Access Now and the Open Observatory of Network Interference (OONI) published a report that verifies the extent of the unblocking of these websites. As we were unable to acquire the list of sites the government unblocked, we started off by looking at the websites that were known to be blocked previously.
Our findings suggest that almost all of the websites we previously recorded as blocked are accessible, with a few notable exceptions. For instance, all media outlets have been unblocked except the HTTP version of oromiamedia.org. Most social networking sites are accessible over wifi and mobile data except Instagram. Instagram is accessible over wifi, but locked on mobile data.
All previously tested human rights, LGBTQI, political opposition, and armed group websites have been unblocked with the exception of the Ginbot 7 armed group. While the Tor Project site remains blocked in Ethiopia, psiphon.ca and ultrasurg.us have recently been unblocked.
These positive efforts in Ethiopia should be followed by concrete steps to lift the block from all remaining websites and rectify the laws that lead to the prosecution of those with dissenting voices. As we write in our report:
“We quite rarely hear of governments unblocking hundreds of websites in one go. This is also an important event given Ethiopia’s political climate and the conditions that led to pervasive levels of internet censorship.

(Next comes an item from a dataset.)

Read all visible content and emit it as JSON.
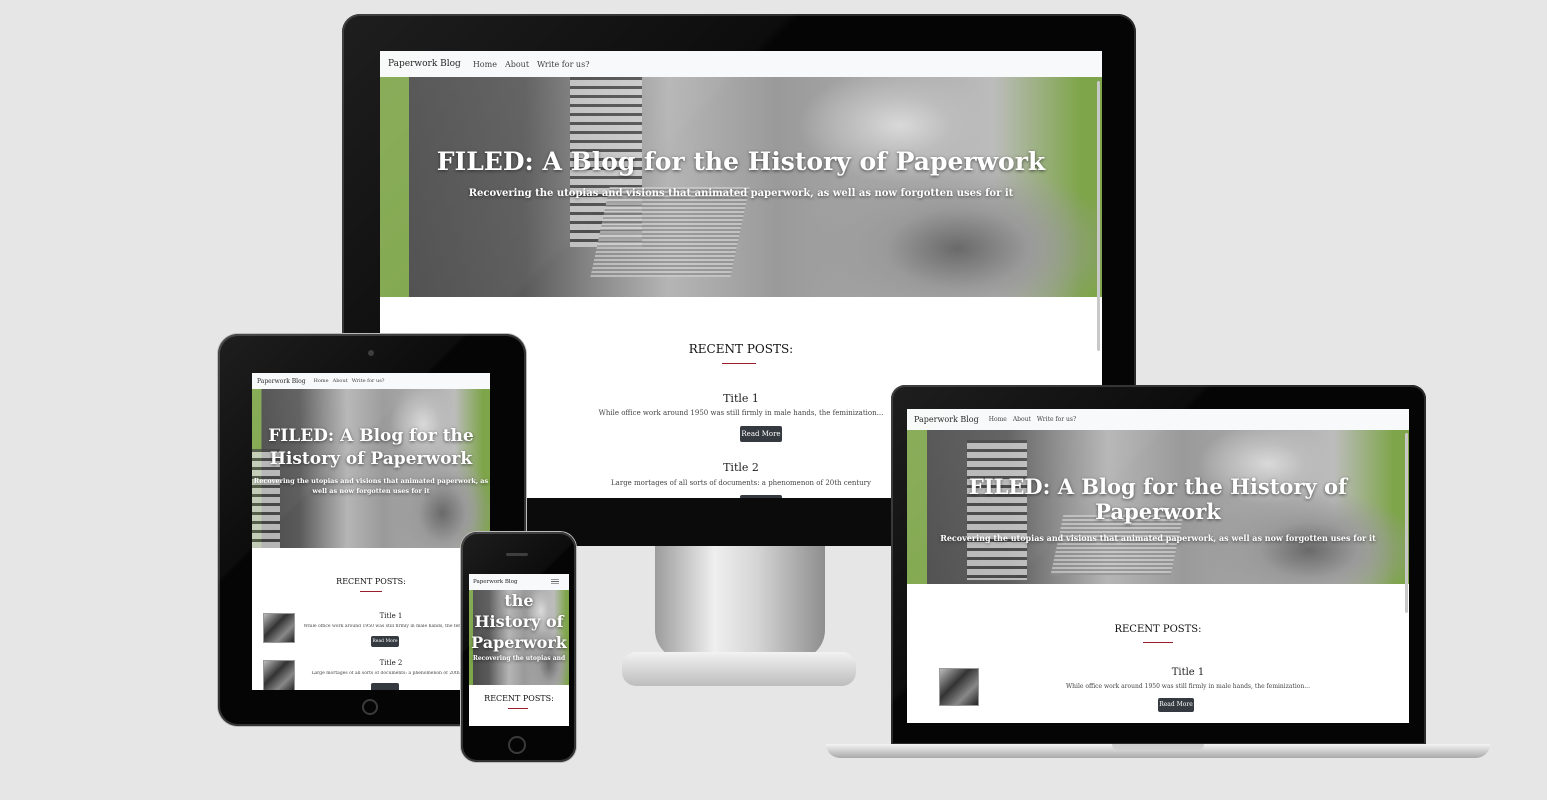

By lifting the lid on said 264 websites, the Ethiopian government may be closing a decade-long sustained internet censorship. While this is a positive move, there is need for continuous vigilance on monitoring information controls in Ethiopia, as such controls may potentially mutate from overt forms, like website blocking and internet shutdowns, to more covert controls, like targeted surveillance and social media manipulation.”
For more information, read the full report.